Watch Steve's supplemental video review at the bottom of the article
Just a week ago in my college class on social theory, a number of students were lamenting the rise of social media, saying that they've either deleted their Facebook accounts or have largely ceased using them as prolifically as they once did. They said they've long-embraced it out of peer pressure, and the idea of constant connectivity was limiting their real-world relationships. Four years ago, this mindset wasn't as present, but it's becoming more common than we all think, especially as we're bombarded with images and stereotypes of phone-addicted youngsters.
Don't misunderstand me, smartphones and the overuse of them is still, by and large, commonplace, but James Ponsoldt's The Circle would've been a more timely and alarming wake-up call had it come during the dawn of constant contact. The truth is, it actually did, as the film is based on a book by the film's cowriter Dave Eggers, which was released in 2013 to rave reviews. How The Circle reads I cannot say, but I can say that it plays like most cyber-thrillers and dramas we've seen, such as The Net, The Truman Show, Feardotcom, and Cyberbully.
The thought of technology being a double-edged sword is not a new concept. The lengths and ways it might continue to infiltrate our life, to what extent, and to what effect are. For almost two hours, The Circle makes commendable attempts to tantalize us, opting for the cinematic presentation of a TED Talk as Tom Hanks plays Eamon Bailey, the cofounder of the titular company, who expounds upon ideas such as small, spherical cameras embedded on every street-corner and an online-program designed to find anyone at any time. The concepts are frightening, the responses they generate from optimistic, book-smart millennials in the crowd suggest positivity, and the questions are as present as security cameras in a casino.

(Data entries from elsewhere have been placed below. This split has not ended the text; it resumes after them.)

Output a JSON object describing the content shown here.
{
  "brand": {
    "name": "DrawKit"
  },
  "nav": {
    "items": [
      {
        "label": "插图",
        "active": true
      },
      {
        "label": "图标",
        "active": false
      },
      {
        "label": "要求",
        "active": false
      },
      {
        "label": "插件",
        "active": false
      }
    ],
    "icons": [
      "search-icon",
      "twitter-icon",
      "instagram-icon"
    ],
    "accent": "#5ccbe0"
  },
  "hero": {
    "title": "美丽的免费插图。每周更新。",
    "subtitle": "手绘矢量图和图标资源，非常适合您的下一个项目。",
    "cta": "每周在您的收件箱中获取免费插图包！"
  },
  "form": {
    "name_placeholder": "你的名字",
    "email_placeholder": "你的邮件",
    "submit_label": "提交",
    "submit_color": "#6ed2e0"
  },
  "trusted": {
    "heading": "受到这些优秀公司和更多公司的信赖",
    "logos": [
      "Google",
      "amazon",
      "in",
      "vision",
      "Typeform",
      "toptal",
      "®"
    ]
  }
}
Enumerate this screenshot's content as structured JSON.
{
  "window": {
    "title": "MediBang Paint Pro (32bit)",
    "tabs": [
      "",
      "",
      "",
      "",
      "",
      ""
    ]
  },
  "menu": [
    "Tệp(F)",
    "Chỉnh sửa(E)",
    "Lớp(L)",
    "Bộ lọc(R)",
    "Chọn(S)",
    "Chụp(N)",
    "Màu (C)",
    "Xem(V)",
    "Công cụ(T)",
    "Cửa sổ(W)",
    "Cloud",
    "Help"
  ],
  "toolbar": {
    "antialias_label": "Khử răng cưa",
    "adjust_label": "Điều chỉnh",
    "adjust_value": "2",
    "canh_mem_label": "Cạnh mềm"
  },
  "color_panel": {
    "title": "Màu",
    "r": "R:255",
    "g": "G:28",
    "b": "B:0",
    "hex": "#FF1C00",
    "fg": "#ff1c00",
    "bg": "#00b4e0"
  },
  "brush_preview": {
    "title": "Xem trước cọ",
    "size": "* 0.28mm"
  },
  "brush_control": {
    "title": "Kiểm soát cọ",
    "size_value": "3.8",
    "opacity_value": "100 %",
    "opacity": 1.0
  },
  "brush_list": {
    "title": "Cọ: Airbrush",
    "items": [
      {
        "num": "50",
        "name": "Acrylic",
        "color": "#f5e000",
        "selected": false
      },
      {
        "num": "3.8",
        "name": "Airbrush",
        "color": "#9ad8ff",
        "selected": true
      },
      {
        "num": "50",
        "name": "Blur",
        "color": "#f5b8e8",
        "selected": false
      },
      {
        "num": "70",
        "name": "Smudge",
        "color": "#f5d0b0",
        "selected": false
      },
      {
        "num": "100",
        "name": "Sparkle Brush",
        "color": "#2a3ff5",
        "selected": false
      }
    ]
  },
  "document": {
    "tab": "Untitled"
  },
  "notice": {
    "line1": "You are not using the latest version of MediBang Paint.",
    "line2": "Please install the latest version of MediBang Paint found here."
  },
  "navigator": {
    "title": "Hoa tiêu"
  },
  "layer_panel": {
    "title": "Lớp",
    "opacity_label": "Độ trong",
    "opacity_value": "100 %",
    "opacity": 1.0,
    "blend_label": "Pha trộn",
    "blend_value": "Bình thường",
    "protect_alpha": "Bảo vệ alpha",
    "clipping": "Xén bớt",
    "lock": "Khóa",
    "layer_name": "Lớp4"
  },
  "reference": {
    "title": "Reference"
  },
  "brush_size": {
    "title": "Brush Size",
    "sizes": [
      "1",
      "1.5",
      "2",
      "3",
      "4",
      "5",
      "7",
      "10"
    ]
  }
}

So it's a damn shame that The Circle settles for excessive questions rather than any attempt at offering convincing answers or developed depictions regarding those lofty ideas. The film settles for exhausted contrivances about a Big Brother surveillance state rather than focusing on the real point of interest - the operations of The Circle in-detail and the activities of the founders of the company and their contradictory lack of transparency. Instead, we watch the young, wishy-washy Mae Holland (Emma Watson admirably but unsuccessfully trying to smother her British accent) try to navigate The Circle as her new place of employment, gradually giving up her personal security and privacy to this corporate titan that tries to extend its reach every week.
For a woman so smart and so educated, it's amazing how quickly Mae falls into the ploys of Bailey and his co-founder Tom Stenton (Patton Oswalt), even as she's forewarned about the company's potential by ousted employee Ty (Star Wars: Episode VII - The Force Awakens John Boyega). She puts her mother and MS-stricken father, played by Bill Paxton in his final film role, on The Circle's health-plan, and disrespects the privacy and wishes of her close friend Mercer (Boyhood's Ellar Coltrane) as he implores her to seek out other work.
Watson does a peculiar job of acting here, especially as her character is increasingly robbed of privacy by her coworkers or even her own personal desire to "go transparent," wearing a camera on her blouse that streams her activities 24/7 to thousands of streamers (who hilariously comment on her actions as thought-bubbles scatter on-screen). At times, her facial expressions suggest distress and uncertainty, but during the following scene, she's embracing the ideas as if she never thought twice, unusually confusing the thought-process and clarity behind her character's motivations. Furthermore, Hanks just doesn't seem to take his role very seriously, never becoming the villain the film needs or we would like him to be. He's too charming, never having a real point of explosive energy to show his alternate intentions - he's too Tom Hanks.
The Circle has the look and feel of a good movie, and I initially emerged more positive than I seem now. Its visual-style is sleek, its commentary is relevant now and will be for a long time, and it has moments of inspiration and intrigue. However, it reminds me a lot of the original Purge, which introduced an unbelievably gripping dystopia where once a year, for twelve hours, all crime in the United States, even murder, was made legal. The Purge set up incredible stakes and then confined us to watching a rich, privileged family on lockdown while civilization crumbled outside their window.
The Circle is the cinematic equivalent of a sociologist or a social theorist living the life of a hermit.Share: